How long should one person stay in the same work position? My point of view is that 5 years long in the same position/work is the fine, but after that one should think in moving to another position/work. Longer than 5 years doing the same and same responsabilities get everyone bored.

Workers Compensation
Time Management
Position Management
María F Lara
40 months ago

7 answers


You should stay in your position as long as you are continuing to learn. That might be 6 months - or it might be 40 years.

Rajesh Sahasrabuddhe
40 months ago

I think once you know that you can't give a enough to this job and vice versa, its time to move. This time period may be 6 month or 6 years. For me change in role, new responsibilities and new opportunities matter to stay - weather its same team or different,

Hitesh Mathpal
40 months ago
Yes, even in the same job you need new responsibilities. - Maya 40 months ago
Yes, new opportunities and challenges are must. - Charu 40 months ago

I think if I get new opportunities in my existing job, and keep getting acknowledgement/ growth , I'll not leave. I think most of the professionals work on the same line. The number of years don't matter in that case.

Charu Gulati
40 months ago
Yes, that is important to retention. - Maya 40 months ago

According to a study by LinkedIn over the last 20 years, the number of companies people worked for in the five years after they graduated has nearly doubled.

People who graduated between 1986 and 1990 averaged more than 1.6 jobs, and people who graduated between 2006 and 2010 averaged nearly 2.85 jobs. The number of companies people work for five to 10 years after graduating has increased as well.

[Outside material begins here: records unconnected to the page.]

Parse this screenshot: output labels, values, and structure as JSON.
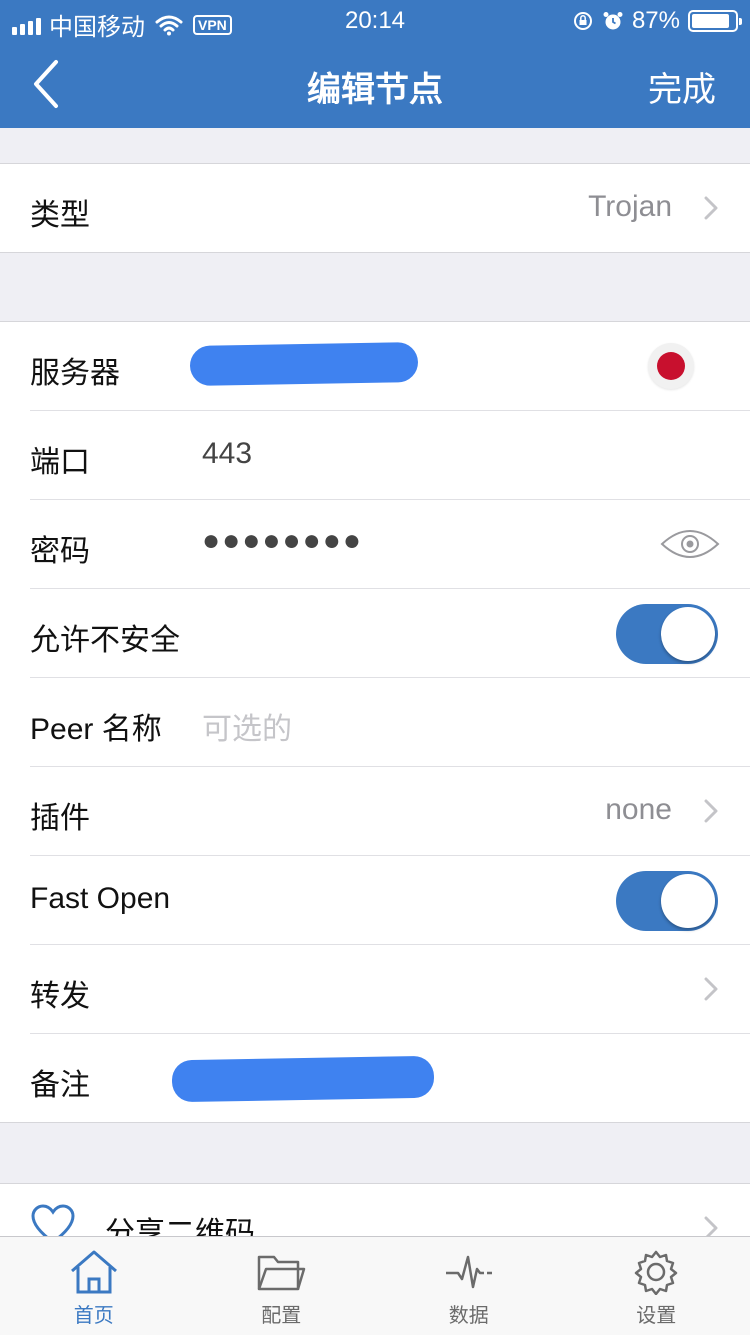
{
  "status_bar": {
    "carrier": "中国移动",
    "vpn": "VPN",
    "time": "20:14",
    "battery": "87%",
    "battery_level": 0.87
  },
  "nav": {
    "back_icon": "chevron-left-icon",
    "title": "编辑节点",
    "done": "完成"
  },
  "type_row": {
    "label": "类型",
    "value": "Trojan"
  },
  "form": {
    "server": {
      "label": "服务器"
    },
    "port": {
      "label": "端口",
      "value": "443"
    },
    "password": {
      "label": "密码",
      "value": "●●●●●●●●"
    },
    "allow_insecure": {
      "label": "允许不安全",
      "on": true
    },
    "peer_name": {
      "label": "Peer 名称",
      "placeholder": "可选的"
    },
    "plugin": {
      "label": "插件",
      "value": "none"
    },
    "fast_open": {
      "label": "Fast Open",
      "on": true
    },
    "forward": {
      "label": "转发"
    },
    "remark": {
      "label": "备注"
    }
  },
  "share": {
    "label": "分享二维码",
    "icon": "heart-icon"
  },
  "tabs": [
    {
      "label": "首页",
      "icon": "home-icon",
      "active": true
    },
    {
      "label": "配置",
      "icon": "folder-icon",
      "active": false
    },
    {
      "label": "数据",
      "icon": "pulse-icon",
      "active": false
    },
    {
      "label": "设置",
      "icon": "gear-icon",
      "active": false
    }
  ],
  "colors": {
    "accent": "#3b79c2",
    "redaction": "#3f82f0",
    "flag_red": "#c8102e"
  }
}
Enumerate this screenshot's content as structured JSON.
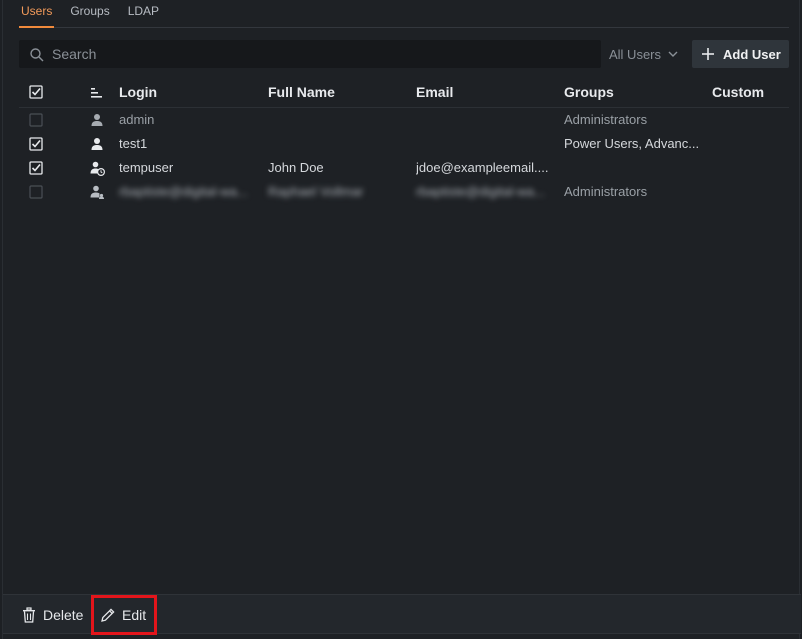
{
  "tabs": [
    {
      "label": "Users",
      "active": true
    },
    {
      "label": "Groups",
      "active": false
    },
    {
      "label": "LDAP",
      "active": false
    }
  ],
  "search": {
    "placeholder": "Search",
    "value": ""
  },
  "filter": {
    "label": "All Users"
  },
  "add_user": {
    "label": "Add User"
  },
  "table": {
    "columns": {
      "login": "Login",
      "full_name": "Full Name",
      "email": "Email",
      "groups": "Groups",
      "custom": "Custom"
    },
    "header_checked": true,
    "rows": [
      {
        "checked": false,
        "icon": "user-icon",
        "login": "admin",
        "full_name": "",
        "email": "",
        "groups": "Administrators",
        "custom": ""
      },
      {
        "checked": true,
        "icon": "user-icon",
        "login": "test1",
        "full_name": "",
        "email": "",
        "groups": "Power Users, Advanc...",
        "custom": ""
      },
      {
        "checked": true,
        "icon": "temp-user-icon",
        "login": "tempuser",
        "full_name": "John Doe",
        "email": "jdoe@exampleemail....",
        "groups": "",
        "custom": ""
      },
      {
        "checked": false,
        "icon": "ldap-user-icon",
        "login": "rbaptiste@digital-wa...",
        "full_name": "Raphael Vollmar",
        "email": "rbaptiste@digital-wa...",
        "groups": "Administrators",
        "custom": ""
      }
    ]
  },
  "footer": {
    "delete_label": "Delete",
    "edit_label": "Edit"
  },
  "colors": {
    "accent": "#f08a3c",
    "highlight": "#e3151b",
    "background": "#1e2125"
  }
}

If you don't like your job you should leave. Period. Attempting to define a "minimum" amount of time to stay at a job is a joke. 

There's a few answers on here attempting to establish complex rules for when it's okay to leave. It's all baloney. This is your life, and you don't have to live by anyone's rules but your own. 
Don't listen to any of that. If a job isn't right for you, you leave whenever you want. Have full confidence in your decision. If a future employer asks you why you left after 2 years, 2 months, or 2 days, you tell them. 

Tell them the truth. Tell them what you're looking for. Tell them why your old job was terrible, what you learned, and why this new job is different. Stay strong. Have confidence. 

Nobody should be forced to suffer at a job they hate just because it "might look bad" later, because it pays well, or for any other reason. Life is a journey, not a destination. If you don't like the journey, what's the point? Hop on another train and keep moving.

You only live once. You owe it to yourself.

Thanks for reading.
Please share your thoughts and suggestion below in comment.

Fact DNA
39 months ago

Hi Maria! I work in recruiting and I think that it varies across positions and industries. From a recruiting stand point I think your resume should show movement every 3-5 years with progression. For example, you go from Manager to Sr. Manager within 3-5 years of becoming a Manager. I also tend to stay away from people making changes less than every 2 years. Especially if they're jumping from company to company.

If you're just asking in general how long someone can be satisfied in the same position I think it probably depends on whether they are in an industry that is constantly evolving or if they're in a position doing the same thing every day. For example, in recruiting there is constantly new technology and new techniques emerging and the market is constantly changing. Meaning your day to day work will change over a period of years, keeping things interesting and offering continuous opportunities for development and improvement, Which can keep someone engaged for a lot longer than a job where you will perform the same duties every day regardless.

Cara O'Neal
40 months ago

I've always said 'let me show what I can do in this job. If you appreciate what I've done, then promote me'. Deliver first, move second.

David Cottrell
40 months ago

I am working in the same team since 9 years now but.. the team has evolved, my position has changed a lot. Every year I do something completely different for various reason, I work with new colleagues and on different projects. This helps people to stay motivated and learn something new all the time. As long as these conditions apply, I think a person can stick to the same work and company.

Paolo Beffagnotti
40 months ago

Have some input?